**Task directions**
Set the data below down again, exactly, with every picture left out.
** Source records follows **
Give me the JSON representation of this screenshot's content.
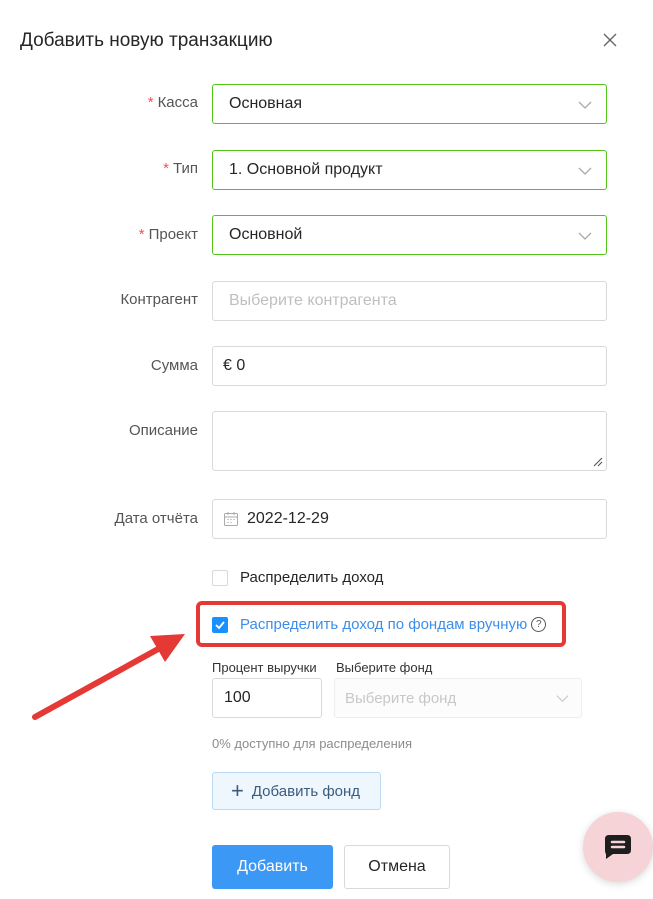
{
  "dialog": {
    "title": "Добавить новую транзакцию"
  },
  "form": {
    "kassa": {
      "label": "Касса",
      "value": "Основная",
      "required": "*"
    },
    "type": {
      "label": "Тип",
      "value": "1. Основной продукт",
      "required": "*"
    },
    "project": {
      "label": "Проект",
      "value": "Основной",
      "required": "*"
    },
    "counterparty": {
      "label": "Контрагент",
      "placeholder": "Выберите контрагента"
    },
    "amount": {
      "label": "Сумма",
      "value": "€ 0"
    },
    "description": {
      "label": "Описание",
      "value": ""
    },
    "report_date": {
      "label": "Дата отчёта",
      "value": "2022-12-29"
    },
    "distribute_income": {
      "label": "Распределить доход",
      "checked": false
    },
    "distribute_manual": {
      "label": "Распределить доход по фондам вручную",
      "checked": true,
      "help": "?"
    },
    "percent": {
      "label": "Процент выручки",
      "value": "100"
    },
    "fund": {
      "label": "Выберите фонд",
      "placeholder": "Выберите фонд"
    },
    "available_text": "0% доступно для распределения",
    "add_fund_label": "Добавить фонд"
  },
  "actions": {
    "submit": "Добавить",
    "cancel": "Отмена"
  },
  "colors": {
    "primary": "#3b98f5",
    "valid_border": "#52c41a",
    "required": "#ff4d4f",
    "highlight": "#e53935",
    "link": "#3d8eea"
  }
}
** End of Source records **
**Output for this exercise**
Give me the JSON representation of this screenshot's content.
{
  "dialog": {
    "title": "Добавить новую транзакцию"
  },
  "form": {
    "kassa": {
      "label": "Касса",
      "value": "Основная",
      "required": "*"
    },
    "type": {
      "label": "Тип",
      "value": "1. Основной продукт",
      "required": "*"
    },
    "project": {
      "label": "Проект",
      "value": "Основной",
      "required": "*"
    },
    "counterparty": {
      "label": "Контрагент",
      "placeholder": "Выберите контрагента"
    },
    "amount": {
      "label": "Сумма",
      "value": "€ 0"
    },
    "description": {
      "label": "Описание",
      "value": ""
    },
    "report_date": {
      "label": "Дата отчёта",
      "value": "2022-12-29"
    },
    "distribute_income": {
      "label": "Распределить доход",
      "checked": false
    },
    "distribute_manual": {
      "label": "Распределить доход по фондам вручную",
      "checked": true,
      "help": "?"
    },
    "percent": {
      "label": "Процент выручки",
      "value": "100"
    },
    "fund": {
      "label": "Выберите фонд",
      "placeholder": "Выберите фонд"
    },
    "available_text": "0% доступно для распределения",
    "add_fund_label": "Добавить фонд"
  },
  "actions": {
    "submit": "Добавить",
    "cancel": "Отмена"
  },
  "colors": {
    "primary": "#3b98f5",
    "valid_border": "#52c41a",
    "required": "#ff4d4f",
    "highlight": "#e53935",
    "link": "#3d8eea"
  }
}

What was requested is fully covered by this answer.